-------- Records to use --------

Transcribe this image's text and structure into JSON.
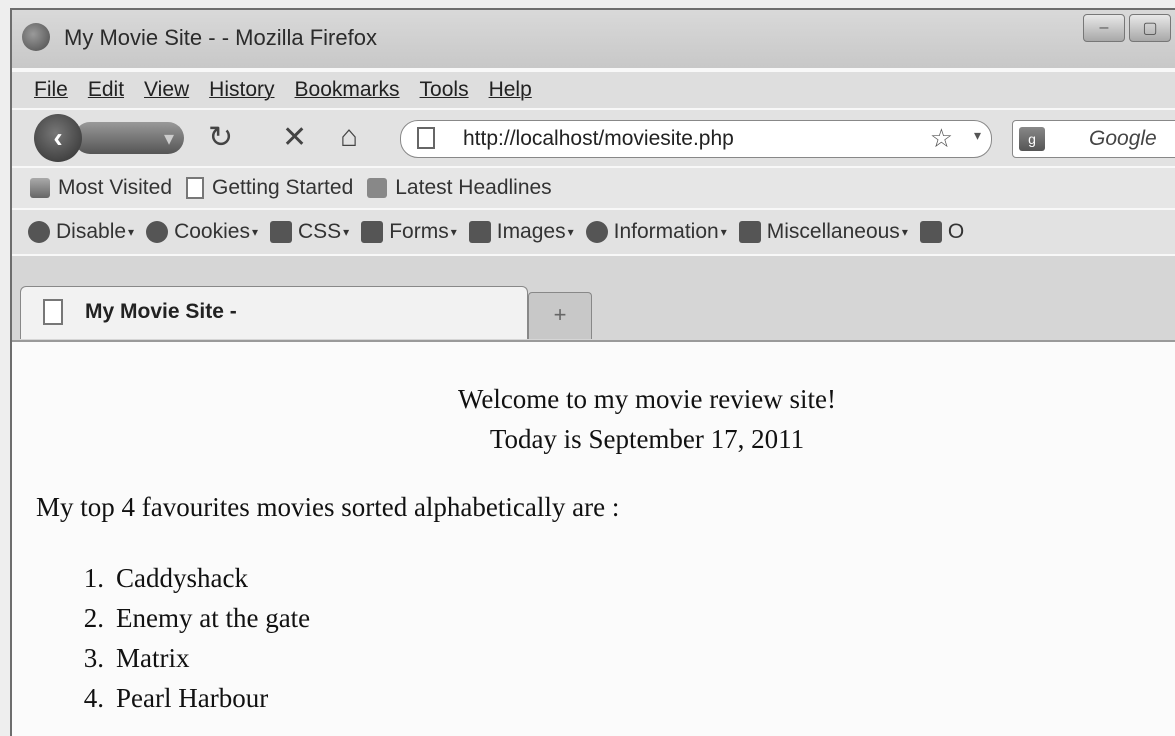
{
  "window": {
    "title": "My Movie Site - - Mozilla Firefox"
  },
  "menu": [
    "File",
    "Edit",
    "View",
    "History",
    "Bookmarks",
    "Tools",
    "Help"
  ],
  "nav": {
    "url": "http://localhost/moviesite.php",
    "search_placeholder": "Google"
  },
  "bookmarks": [
    "Most Visited",
    "Getting Started",
    "Latest Headlines"
  ],
  "webdev": [
    "Disable",
    "Cookies",
    "CSS",
    "Forms",
    "Images",
    "Information",
    "Miscellaneous",
    "O"
  ],
  "tab": {
    "title": "My Movie Site -",
    "new_tab": "+"
  },
  "page": {
    "welcome": "Welcome to my movie review site!",
    "date": "Today is September 17, 2011",
    "intro": "My top 4 favourites movies sorted alphabetically are :",
    "movies": [
      {
        "num": "1.",
        "title": "Caddyshack"
      },
      {
        "num": "2.",
        "title": "Enemy at the gate"
      },
      {
        "num": "3.",
        "title": "Matrix"
      },
      {
        "num": "4.",
        "title": "Pearl Harbour"
      }
    ]
  }
}
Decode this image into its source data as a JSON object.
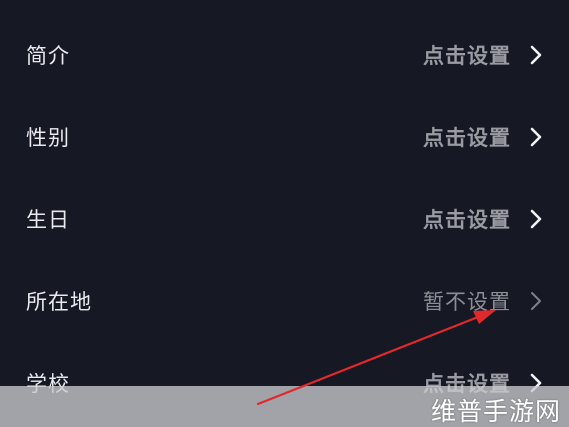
{
  "settings": {
    "rows": [
      {
        "label": "简介",
        "value": "点击设置"
      },
      {
        "label": "性别",
        "value": "点击设置"
      },
      {
        "label": "生日",
        "value": "点击设置"
      },
      {
        "label": "所在地",
        "value": "暂不设置"
      },
      {
        "label": "学校",
        "value": "点击设置"
      }
    ]
  },
  "watermark": {
    "text": "维普手游网"
  },
  "colors": {
    "background": "#161823",
    "label": "#e9e9ee",
    "value": "#9a9ba2",
    "annotation_arrow": "#e0282d"
  },
  "icons": {
    "chevron": "chevron-right-icon",
    "annotation": "red-arrow-annotation"
  }
}
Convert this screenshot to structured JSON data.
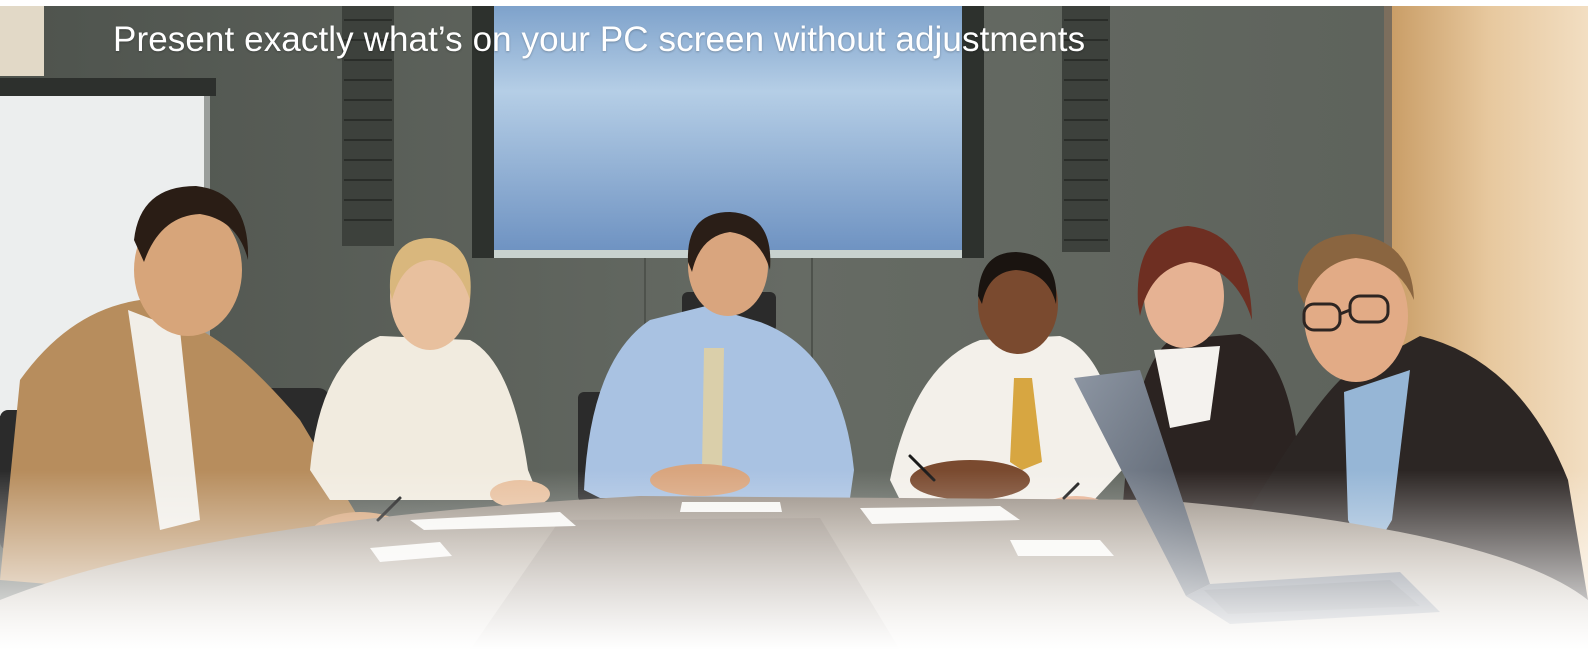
{
  "banner": {
    "headline": "Present exactly what’s on your PC screen without adjustments",
    "headline_color": "#ffffff"
  },
  "photo": {
    "subject": "business-meeting-photo",
    "wall_color": "#5f645d",
    "screen_color": "#8fb2d6",
    "table_color": "#b9ad9f"
  }
}
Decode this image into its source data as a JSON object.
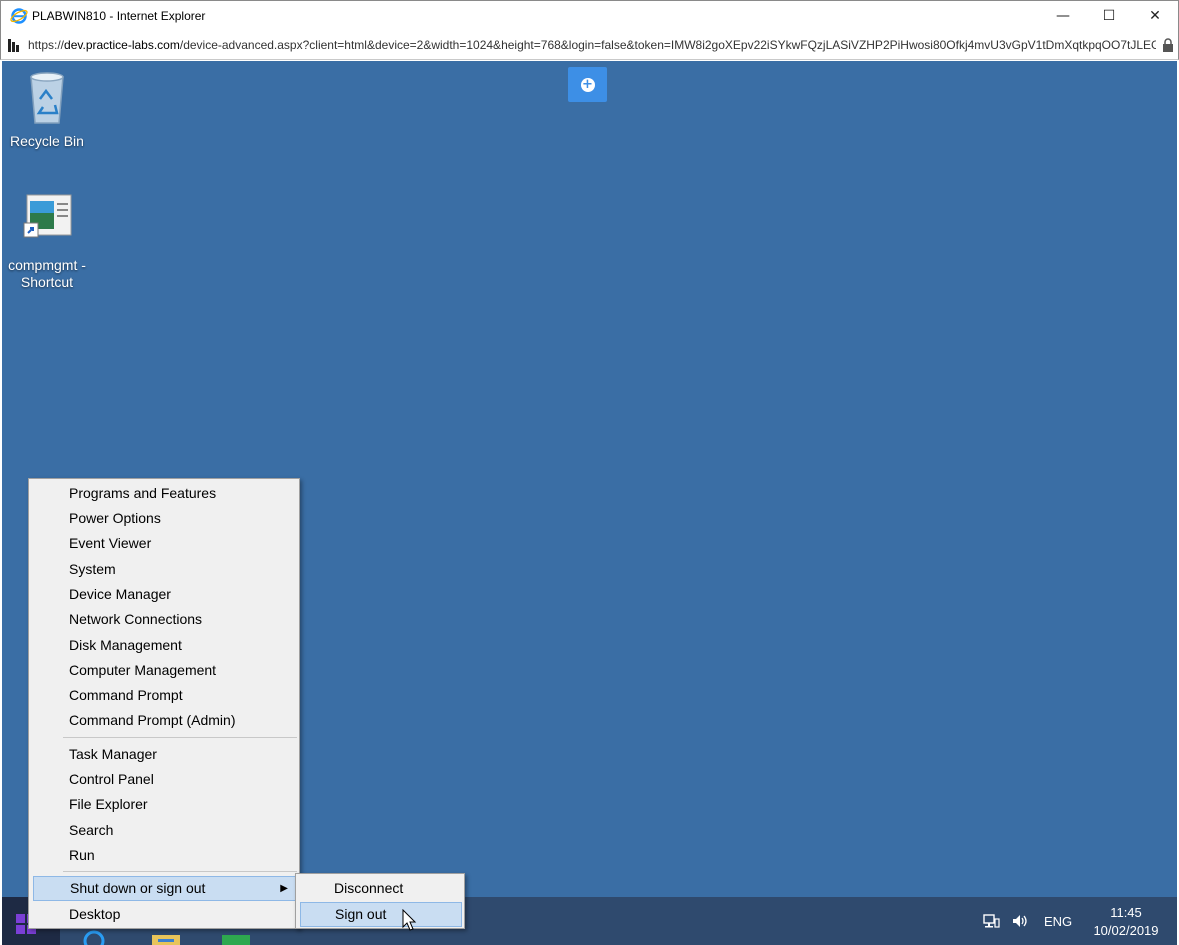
{
  "window": {
    "title": "PLABWIN810 - Internet Explorer",
    "minimize_glyph": "—",
    "maximize_glyph": "☐",
    "close_glyph": "✕"
  },
  "address": {
    "scheme": "https://",
    "host": "dev.practice-labs.com",
    "rest": "/device-advanced.aspx?client=html&device=2&width=1024&height=768&login=false&token=IMW8i2goXEpv22iSYkwFQzjLASiVZHP2PiHwosi80Ofkj4mvU3vGpV1tDmXqtkpqOO7tJLEG"
  },
  "desktop": {
    "icons": [
      {
        "label": "Recycle Bin",
        "icon": "recycle-bin-icon"
      },
      {
        "label": "compmgmt - Shortcut",
        "icon": "shortcut-icon"
      }
    ],
    "background_color": "#3a6ea5"
  },
  "context_menu": {
    "group1": [
      "Programs and Features",
      "Power Options",
      "Event Viewer",
      "System",
      "Device Manager",
      "Network Connections",
      "Disk Management",
      "Computer Management",
      "Command Prompt",
      "Command Prompt (Admin)"
    ],
    "group2": [
      "Task Manager",
      "Control Panel",
      "File Explorer",
      "Search",
      "Run"
    ],
    "shutdown": "Shut down or sign out",
    "shutdown_arrow": "▶",
    "desktop": "Desktop"
  },
  "submenu": {
    "items": [
      "Disconnect",
      "Sign out"
    ],
    "highlighted": "Sign out"
  },
  "taskbar": {
    "language": "ENG",
    "time": "11:45",
    "date": "10/02/2019"
  }
}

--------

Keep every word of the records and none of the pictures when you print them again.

Exercise response:
Transcribe this image's text and structure into JSON.
{
  "window": {
    "title": "My Movie Site - - Mozilla Firefox"
  },
  "menu": [
    "File",
    "Edit",
    "View",
    "History",
    "Bookmarks",
    "Tools",
    "Help"
  ],
  "nav": {
    "url": "http://localhost/moviesite.php",
    "search_placeholder": "Google"
  },
  "bookmarks": [
    "Most Visited",
    "Getting Started",
    "Latest Headlines"
  ],
  "webdev": [
    "Disable",
    "Cookies",
    "CSS",
    "Forms",
    "Images",
    "Information",
    "Miscellaneous",
    "O"
  ],
  "tab": {
    "title": "My Movie Site -",
    "new_tab": "+"
  },
  "page": {
    "welcome": "Welcome to my movie review site!",
    "date": "Today is September 17, 2011",
    "intro": "My top 4 favourites movies sorted alphabetically are :",
    "movies": [
      {
        "num": "1.",
        "title": "Caddyshack"
      },
      {
        "num": "2.",
        "title": "Enemy at the gate"
      },
      {
        "num": "3.",
        "title": "Matrix"
      },
      {
        "num": "4.",
        "title": "Pearl Harbour"
      }
    ]
  }
}
Decode this image into its source data as a JSON object.
{
  "settings": {
    "rows": [
      {
        "label": "简介",
        "value": "点击设置"
      },
      {
        "label": "性别",
        "value": "点击设置"
      },
      {
        "label": "生日",
        "value": "点击设置"
      },
      {
        "label": "所在地",
        "value": "暂不设置"
      },
      {
        "label": "学校",
        "value": "点击设置"
      }
    ]
  },
  "watermark": {
    "text": "维普手游网"
  },
  "colors": {
    "background": "#161823",
    "label": "#e9e9ee",
    "value": "#9a9ba2",
    "annotation_arrow": "#e0282d"
  },
  "icons": {
    "chevron": "chevron-right-icon",
    "annotation": "red-arrow-annotation"
  }
}
Convert this screenshot to structured JSON data.
{
  "banner": {
    "headline": "Present exactly what’s on your PC screen without adjustments",
    "headline_color": "#ffffff"
  },
  "photo": {
    "subject": "business-meeting-photo",
    "wall_color": "#5f645d",
    "screen_color": "#8fb2d6",
    "table_color": "#b9ad9f"
  }
}
Decode this image into its source data as a JSON object.
{
  "window": {
    "title": "PLABWIN810 - Internet Explorer",
    "minimize_glyph": "—",
    "maximize_glyph": "☐",
    "close_glyph": "✕"
  },
  "address": {
    "scheme": "https://",
    "host": "dev.practice-labs.com",
    "rest": "/device-advanced.aspx?client=html&device=2&width=1024&height=768&login=false&token=IMW8i2goXEpv22iSYkwFQzjLASiVZHP2PiHwosi80Ofkj4mvU3vGpV1tDmXqtkpqOO7tJLEG"
  },
  "desktop": {
    "icons": [
      {
        "label": "Recycle Bin",
        "icon": "recycle-bin-icon"
      },
      {
        "label": "compmgmt - Shortcut",
        "icon": "shortcut-icon"
      }
    ],
    "background_color": "#3a6ea5"
  },
  "context_menu": {
    "group1": [
      "Programs and Features",
      "Power Options",
      "Event Viewer",
      "System",
      "Device Manager",
      "Network Connections",
      "Disk Management",
      "Computer Management",
      "Command Prompt",
      "Command Prompt (Admin)"
    ],
    "group2": [
      "Task Manager",
      "Control Panel",
      "File Explorer",
      "Search",
      "Run"
    ],
    "shutdown": "Shut down or sign out",
    "shutdown_arrow": "▶",
    "desktop": "Desktop"
  },
  "submenu": {
    "items": [
      "Disconnect",
      "Sign out"
    ],
    "highlighted": "Sign out"
  },
  "taskbar": {
    "language": "ENG",
    "time": "11:45",
    "date": "10/02/2019"
  }
}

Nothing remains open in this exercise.